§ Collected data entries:

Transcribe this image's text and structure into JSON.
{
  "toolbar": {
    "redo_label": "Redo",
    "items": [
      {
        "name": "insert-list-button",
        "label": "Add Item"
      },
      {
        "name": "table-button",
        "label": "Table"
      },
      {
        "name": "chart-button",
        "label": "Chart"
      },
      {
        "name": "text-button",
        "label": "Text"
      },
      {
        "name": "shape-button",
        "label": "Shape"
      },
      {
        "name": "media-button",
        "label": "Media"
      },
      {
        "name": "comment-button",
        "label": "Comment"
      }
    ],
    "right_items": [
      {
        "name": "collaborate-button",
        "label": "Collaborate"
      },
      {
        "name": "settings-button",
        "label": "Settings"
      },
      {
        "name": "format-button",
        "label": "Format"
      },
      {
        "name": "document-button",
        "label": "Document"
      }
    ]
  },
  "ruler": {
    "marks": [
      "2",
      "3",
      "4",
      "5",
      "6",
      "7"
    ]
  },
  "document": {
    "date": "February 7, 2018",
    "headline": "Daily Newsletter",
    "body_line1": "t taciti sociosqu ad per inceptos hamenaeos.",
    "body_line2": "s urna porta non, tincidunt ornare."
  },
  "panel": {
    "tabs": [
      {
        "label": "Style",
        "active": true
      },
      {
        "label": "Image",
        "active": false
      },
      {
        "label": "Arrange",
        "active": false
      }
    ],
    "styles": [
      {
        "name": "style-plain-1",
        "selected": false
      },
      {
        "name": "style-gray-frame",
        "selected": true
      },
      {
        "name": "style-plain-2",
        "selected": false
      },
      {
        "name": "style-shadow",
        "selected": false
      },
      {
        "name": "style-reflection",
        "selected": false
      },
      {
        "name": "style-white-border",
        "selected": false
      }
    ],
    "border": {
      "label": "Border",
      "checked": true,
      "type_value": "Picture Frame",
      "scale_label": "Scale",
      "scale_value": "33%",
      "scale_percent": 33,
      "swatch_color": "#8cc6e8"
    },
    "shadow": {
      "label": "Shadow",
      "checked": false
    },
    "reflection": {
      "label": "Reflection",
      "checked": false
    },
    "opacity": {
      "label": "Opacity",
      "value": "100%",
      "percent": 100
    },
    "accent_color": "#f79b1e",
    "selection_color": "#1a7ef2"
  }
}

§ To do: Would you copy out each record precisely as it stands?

§ Answer below:
Transcribe this image's text and structure into JSON.
{
  "toolbar": {
    "redo_label": "Redo",
    "items": [
      {
        "name": "insert-list-button",
        "label": "Add Item"
      },
      {
        "name": "table-button",
        "label": "Table"
      },
      {
        "name": "chart-button",
        "label": "Chart"
      },
      {
        "name": "text-button",
        "label": "Text"
      },
      {
        "name": "shape-button",
        "label": "Shape"
      },
      {
        "name": "media-button",
        "label": "Media"
      },
      {
        "name": "comment-button",
        "label": "Comment"
      }
    ],
    "right_items": [
      {
        "name": "collaborate-button",
        "label": "Collaborate"
      },
      {
        "name": "settings-button",
        "label": "Settings"
      },
      {
        "name": "format-button",
        "label": "Format"
      },
      {
        "name": "document-button",
        "label": "Document"
      }
    ]
  },
  "ruler": {
    "marks": [
      "2",
      "3",
      "4",
      "5",
      "6",
      "7"
    ]
  },
  "document": {
    "date": "February 7, 2018",
    "headline": "Daily Newsletter",
    "body_line1": "t taciti sociosqu ad per inceptos hamenaeos.",
    "body_line2": "s urna porta non, tincidunt ornare."
  },
  "panel": {
    "tabs": [
      {
        "label": "Style",
        "active": true
      },
      {
        "label": "Image",
        "active": false
      },
      {
        "label": "Arrange",
        "active": false
      }
    ],
    "styles": [
      {
        "name": "style-plain-1",
        "selected": false
      },
      {
        "name": "style-gray-frame",
        "selected": true
      },
      {
        "name": "style-plain-2",
        "selected": false
      },
      {
        "name": "style-shadow",
        "selected": false
      },
      {
        "name": "style-reflection",
        "selected": false
      },
      {
        "name": "style-white-border",
        "selected": false
      }
    ],
    "border": {
      "label": "Border",
      "checked": true,
      "type_value": "Picture Frame",
      "scale_label": "Scale",
      "scale_value": "33%",
      "scale_percent": 33,
      "swatch_color": "#8cc6e8"
    },
    "shadow": {
      "label": "Shadow",
      "checked": false
    },
    "reflection": {
      "label": "Reflection",
      "checked": false
    },
    "opacity": {
      "label": "Opacity",
      "value": "100%",
      "percent": 100
    },
    "accent_color": "#f79b1e",
    "selection_color": "#1a7ef2"
  }
}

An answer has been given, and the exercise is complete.